◆ Work to complete: Look through the data below. Show each line where the string "Step" occurs.

◆ Website and app data records:
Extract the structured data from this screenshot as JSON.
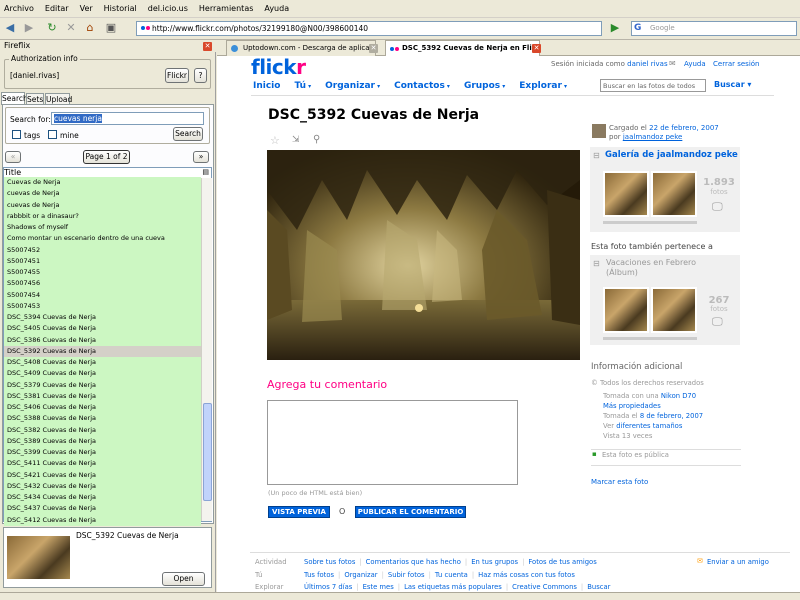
{
  "menu": [
    "Archivo",
    "Editar",
    "Ver",
    "Historial",
    "del.icio.us",
    "Herramientas",
    "Ayuda"
  ],
  "nav": {
    "url": "http://www.flickr.com/photos/32199180@N00/398600140",
    "search_placeholder": "Google"
  },
  "sidebar": {
    "title": "Fireflix",
    "auth_legend": "Authorization info",
    "user": "[daniel.rivas]",
    "flickr_btn": "Flickr",
    "help_btn": "?",
    "tabs": [
      "Search",
      "Sets",
      "Upload"
    ],
    "search_label": "Search for:",
    "search_value": "cuevas nerja",
    "tags_label": "tags",
    "mine_label": "mine",
    "search_btn": "Search",
    "page_label": "Page 1 of 2",
    "prev": "«",
    "next": "»",
    "col_title": "Title",
    "items": [
      "Cuevas de Nerja",
      "cuevas de Nerja",
      "cuevas de Nerja",
      "rabbbit or a dinasaur?",
      "Shadows of myself",
      "Como montar un escenario dentro de una cueva",
      "S5007452",
      "S5007451",
      "S5007455",
      "S5007456",
      "S5007454",
      "S5007453",
      "DSC_5394 Cuevas de Nerja",
      "DSC_5405 Cuevas de Nerja",
      "DSC_5386 Cuevas de Nerja",
      "DSC_5392 Cuevas de Nerja",
      "DSC_5408 Cuevas de Nerja",
      "DSC_5409 Cuevas de Nerja",
      "DSC_5379 Cuevas de Nerja",
      "DSC_5381 Cuevas de Nerja",
      "DSC_5406 Cuevas de Nerja",
      "DSC_5388 Cuevas de Nerja",
      "DSC_5382 Cuevas de Nerja",
      "DSC_5389 Cuevas de Nerja",
      "DSC_5399 Cuevas de Nerja",
      "DSC_5411 Cuevas de Nerja",
      "DSC_5421 Cuevas de Nerja",
      "DSC_5432 Cuevas de Nerja",
      "DSC_5434 Cuevas de Nerja",
      "DSC_5437 Cuevas de Nerja",
      "DSC_5412 Cuevas de Nerja"
    ],
    "selected_index": 15,
    "preview_title": "DSC_5392 Cuevas de Nerja",
    "open_btn": "Open"
  },
  "tabs": [
    {
      "label": "Uptodown.com - Descarga de aplicaci..."
    },
    {
      "label": "DSC_5392 Cuevas de Nerja en Fli..."
    }
  ],
  "flickr": {
    "logo_a": "flick",
    "logo_b": "r",
    "signed_in": "Sesión iniciada como",
    "username": "daniel rivas",
    "help": "Ayuda",
    "logout": "Cerrar sesión",
    "nav": [
      "Inicio",
      "Tú",
      "Organizar",
      "Contactos",
      "Grupos",
      "Explorar"
    ],
    "search_placeholder": "Buscar en las fotos de todos",
    "search_btn": "Buscar",
    "photo_title": "DSC_5392 Cuevas de Nerja",
    "uploaded_prefix": "Cargado el",
    "uploaded_date": "22 de febrero, 2007",
    "by_prefix": "por",
    "owner": "jaalmandoz peke",
    "gallery_title": "Galería de jaalmandoz peke",
    "gallery_count": "1.893",
    "gallery_unit": "fotos",
    "also_in": "Esta foto también pertenece a",
    "set_title": "Vacaciones en Febrero (Álbum)",
    "set_count": "267",
    "set_unit": "fotos",
    "comment_title": "Agrega tu comentario",
    "html_note": "(Un poco de HTML está bien)",
    "preview_btn": "VISTA PREVIA",
    "or": "O",
    "publish_btn": "PUBLICAR EL COMENTARIO",
    "info_title": "Información adicional",
    "rights": "Todos los derechos reservados",
    "camera_prefix": "Tomada con una",
    "camera": "Nikon D70",
    "more_props": "Más propiedades",
    "taken_prefix": "Tomada el",
    "taken_date": "8 de febrero, 2007",
    "sizes_prefix": "Ver",
    "sizes_link": "diferentes tamaños",
    "views": "Vista 13 veces",
    "public": "Esta foto es pública",
    "mark": "Marcar esta foto",
    "footer": [
      {
        "label": "Actividad",
        "links": [
          "Sobre tus fotos",
          "Comentarios que has hecho",
          "En tus grupos",
          "Fotos de tus amigos"
        ]
      },
      {
        "label": "Tú",
        "links": [
          "Tus fotos",
          "Organizar",
          "Subir fotos",
          "Tu cuenta",
          "Haz más cosas con tus fotos"
        ]
      },
      {
        "label": "Explorar",
        "links": [
          "Últimos 7 días",
          "Este mes",
          "Las etiquetas más populares",
          "Creative Commons",
          "Buscar"
        ]
      }
    ],
    "invite": "Enviar a un amigo"
  }
}
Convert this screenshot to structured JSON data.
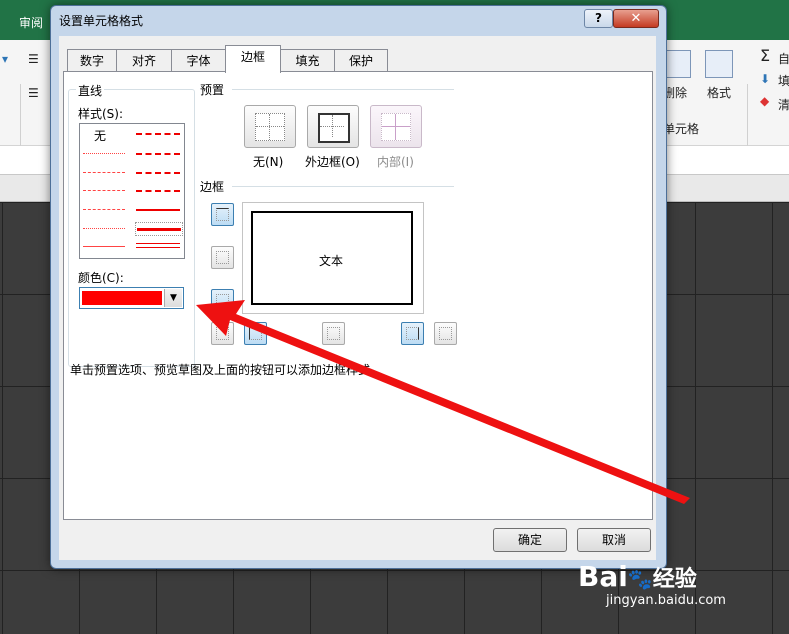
{
  "background": {
    "ribbon_tab": "审阅",
    "ribbon_items": [
      {
        "label": "删除"
      },
      {
        "label": "格式"
      },
      {
        "label": "单元格"
      },
      {
        "label": "自"
      },
      {
        "label": "填"
      },
      {
        "label": "清"
      }
    ]
  },
  "dialog": {
    "title": "设置单元格格式",
    "help_label": "?",
    "close_label": "✕",
    "tabs": [
      {
        "label": "数字"
      },
      {
        "label": "对齐"
      },
      {
        "label": "字体"
      },
      {
        "label": "边框",
        "active": true
      },
      {
        "label": "填充"
      },
      {
        "label": "保护"
      }
    ],
    "line_group": {
      "title": "直线",
      "style_label": "样式(S):",
      "none_label": "无",
      "color_label": "颜色(C):",
      "color_value": "#ff0000"
    },
    "presets": {
      "title": "预置",
      "buttons": [
        {
          "label": "无(N)"
        },
        {
          "label": "外边框(O)"
        },
        {
          "label": "内部(I)",
          "disabled": true
        }
      ]
    },
    "border": {
      "title": "边框",
      "preview_text": "文本"
    },
    "hint": "单击预置选项、预览草图及上面的按钮可以添加边框样式",
    "ok_label": "确定",
    "cancel_label": "取消"
  },
  "watermark": {
    "brand": "Bai",
    "brand_suffix": "经验",
    "url": "jingyan.baidu.com"
  },
  "colors": {
    "accent_red": "#ff0000",
    "dialog_frame": "#c5d6ea",
    "excel_green": "#217346"
  }
}
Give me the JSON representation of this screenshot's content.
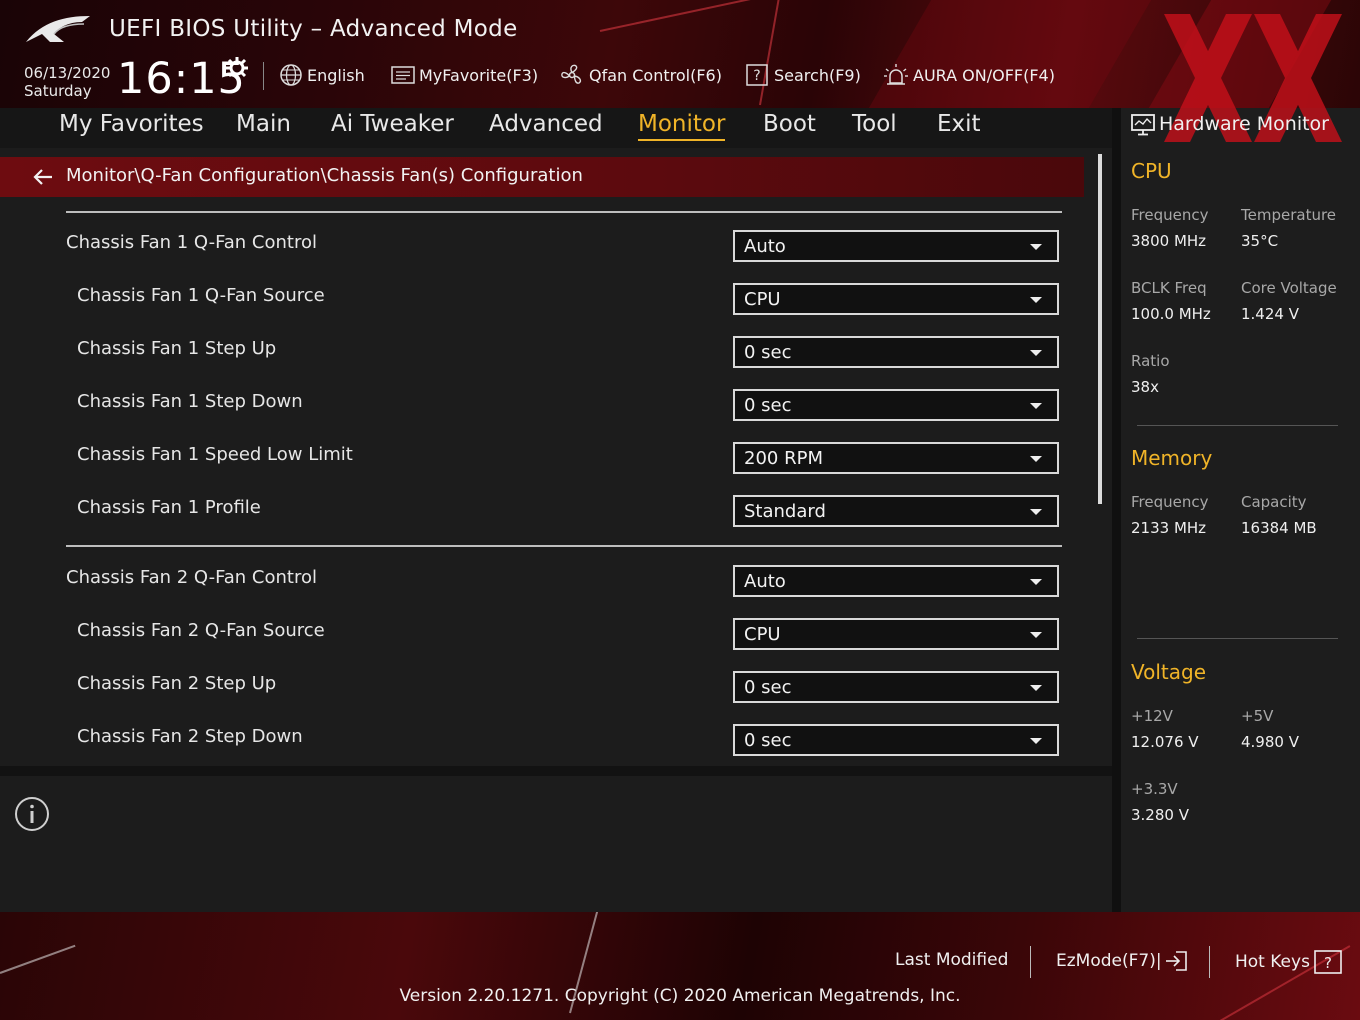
{
  "header": {
    "title": "UEFI BIOS Utility – Advanced Mode",
    "date": "06/13/2020",
    "day": "Saturday",
    "time": "16:15",
    "tools": {
      "language": "English",
      "my_favorite": "MyFavorite(F3)",
      "qfan": "Qfan Control(F6)",
      "search": "Search(F9)",
      "aura": "AURA ON/OFF(F4)"
    }
  },
  "nav": {
    "tabs": [
      "My Favorites",
      "Main",
      "Ai Tweaker",
      "Advanced",
      "Monitor",
      "Boot",
      "Tool",
      "Exit"
    ],
    "active": "Monitor"
  },
  "main": {
    "breadcrumb": "Monitor\\Q-Fan Configuration\\Chassis Fan(s) Configuration",
    "settings": [
      {
        "label": "Chassis Fan 1 Q-Fan Control",
        "value": "Auto"
      },
      {
        "label": "Chassis Fan 1 Q-Fan Source",
        "value": "CPU"
      },
      {
        "label": "Chassis Fan 1 Step Up",
        "value": "0 sec"
      },
      {
        "label": "Chassis Fan 1 Step Down",
        "value": "0 sec"
      },
      {
        "label": "Chassis Fan 1 Speed Low Limit",
        "value": "200 RPM"
      },
      {
        "label": "Chassis Fan 1 Profile",
        "value": "Standard"
      },
      {
        "label": "Chassis Fan 2 Q-Fan Control",
        "value": "Auto"
      },
      {
        "label": "Chassis Fan 2 Q-Fan Source",
        "value": "CPU"
      },
      {
        "label": "Chassis Fan 2 Step Up",
        "value": "0 sec"
      },
      {
        "label": "Chassis Fan 2 Step Down",
        "value": "0 sec"
      }
    ]
  },
  "hw_monitor": {
    "title": "Hardware Monitor",
    "cpu": {
      "heading": "CPU",
      "frequency_label": "Frequency",
      "frequency": "3800 MHz",
      "temperature_label": "Temperature",
      "temperature": "35°C",
      "bclk_label": "BCLK Freq",
      "bclk": "100.0 MHz",
      "core_voltage_label": "Core Voltage",
      "core_voltage": "1.424 V",
      "ratio_label": "Ratio",
      "ratio": "38x"
    },
    "memory": {
      "heading": "Memory",
      "frequency_label": "Frequency",
      "frequency": "2133 MHz",
      "capacity_label": "Capacity",
      "capacity": "16384 MB"
    },
    "voltage": {
      "heading": "Voltage",
      "v12_label": "+12V",
      "v12": "12.076 V",
      "v5_label": "+5V",
      "v5": "4.980 V",
      "v33_label": "+3.3V",
      "v33": "3.280 V"
    }
  },
  "footer": {
    "last_modified": "Last Modified",
    "ezmode": "EzMode(F7)|",
    "hot_keys": "Hot Keys",
    "version": "Version 2.20.1271. Copyright (C) 2020 American Megatrends, Inc."
  },
  "colors": {
    "accent": "#f0b428",
    "brand_red": "#6e0c10",
    "panel_bg": "#1c1c1c"
  }
}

◆ Answer for the task:
        "label": "Chassis Fan 1 Step Up",
        "label": "Chassis Fan 1 Step Down",
        "label": "Chassis Fan 2 Step Up",
        "label": "Chassis Fan 2 Step Down",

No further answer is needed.